“And why are you carrying a backpack in the pool?” the other had asked Wally.
“Long story,” Wally had said cheerfully.
“Sorry for startling you,” Ariane added. “Come on, Wally.”
She’d given up worrying about explaining anything to anyone when they were seen arriving in a new location. People would make up their own explanations, none of which, she was pretty sure, would involve the Lady of the Lake, Excalibur, or magical powers.
They’d walked, dripping, out of sight, Ariane had ordered them both dry, and then Wally had trotted off to the change room while Ariane had gone into a washroom, turned on the tap, and headed back to Medicine Hat.
Sometimes Ariane just waited in Medicine Hat until it was time to retrieve Wally, but that morning Ariane had asked Emma to take her back to the farm so she could work on her homework. Considering she’d only managed one sentence of her essay, that had clearly been a waste of time. Ariane stared out the window at the snowy landscape. And now we’re late.
Emma turned off of the TransCanada at the first main road into the Medicine Hat. The Medicine Hat Lodge, a four-storey building of brown brick, stood close by the highway, and two minutes later they pulled to a stop in its parking lot.
The snow had thickened in just the last few minutes of the drive. Emma sighed as she turned off the engine. “Looks like we’re definitely spending the night,” she said. “I’ll book a couple of rooms—one for you and me and one for Wally.”
Ariane nodded. She hurried into the lobby, filled with the fading light of the snowy day outside through the big slanting atrium windows overhead. Emma followed at a more sedate space. “You check in, Aunt Emma,” she said loudly for the benefit of the desk clerk. “I’m going swimming!”
She heard the clerk, a young First Nations woman, laugh. “She’s excited,” she said.

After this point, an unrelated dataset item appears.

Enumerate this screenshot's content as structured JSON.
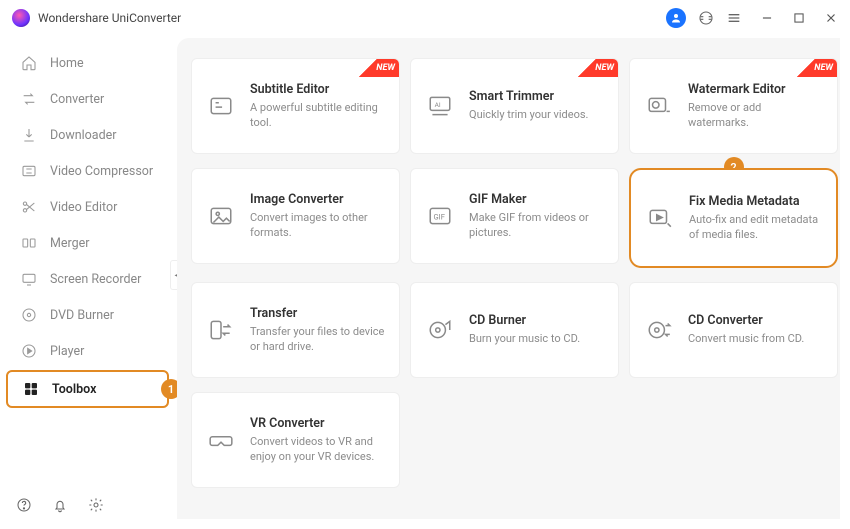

“She loves the water,” Emma said.
“So do I,” the clerk said.
Not like I do, Ariane thought.
The pool area featured a leisure pool and a four-storey dual waterslide. It was quiet that evening. The worst thing from Ariane’s point of view was that the waterpark filled an interior courtyard, so that hotel room windows stared down at it from all directions. But who really noticed an extra kid or two in a pool? She and Wally always materialized at the bottom of the waterslide, and her powers, more finely tuned all the time, allowed her to delay until the area was empty. Who would note that the two youngsters climbing out had never actually gone down the slide?
Into the change room, out of her clothes, into her swimsuit, leaving the shard of Excalibur in its place, snug against her side. She put on the backpack and went over to the change-room sinks: no need to go into the pool to start her trip. She turned on the water. Just before she touched it, she checked the time on the wall clock.
Seven o’clock. Eight o’clock in Ontario. She was two hours late.
Sorry, Wally, she thought uneasily, then let the water take her away.